DIRECTIONS FOR THIS TASK:
How many lines in the records below contain the word "доступа"? State that number and nothing more.

Entries from a dataset of interfaces:
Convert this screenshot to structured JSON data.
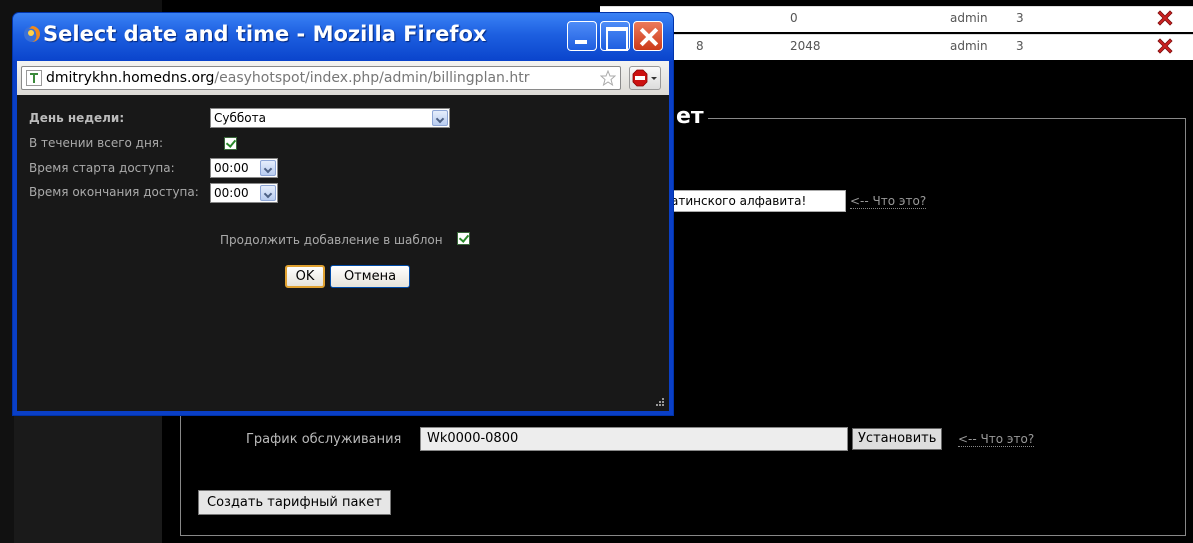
{
  "window": {
    "title": "Select date and time - Mozilla Firefox",
    "url_host": "dmitrykhn.homedns.org",
    "url_path": "/easyhotspot/index.php/admin/billingplan.htr"
  },
  "dialog": {
    "day_label": "День недели:",
    "day_value": "Суббота",
    "allday_label": "В течении всего дня:",
    "start_label": "Время старта доступа:",
    "start_value": "00:00",
    "end_label": "Время окончания доступа:",
    "end_value": "00:00",
    "continue_label": "Продолжить добавление в шаблон",
    "ok_label": "OK",
    "cancel_label": "Отмена"
  },
  "table": {
    "rows": [
      {
        "id": "",
        "speed": "0",
        "user": "admin",
        "num": "3"
      },
      {
        "id": "8",
        "speed": "2048",
        "user": "admin",
        "num": "3"
      }
    ]
  },
  "form": {
    "legend": "ет",
    "name_value": "атинского алфавита!",
    "whatis_label": "<-- Что это?",
    "schedule_label": "График обслуживания",
    "schedule_value": "Wk0000-0800",
    "set_button": "Установить",
    "create_button": "Создать тарифный пакет"
  },
  "colors": {
    "titlebar": "#1d5fe0",
    "close_button": "#cc3a1a",
    "dialog_bg": "#181818",
    "delete_icon": "#cc2222"
  },
  "icons": [
    "firefox-icon",
    "site-icon",
    "bookmark-star-icon",
    "adblock-icon",
    "delete-icon",
    "resize-grip-icon"
  ]
}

RESULT OF THIS EXERCISE:
2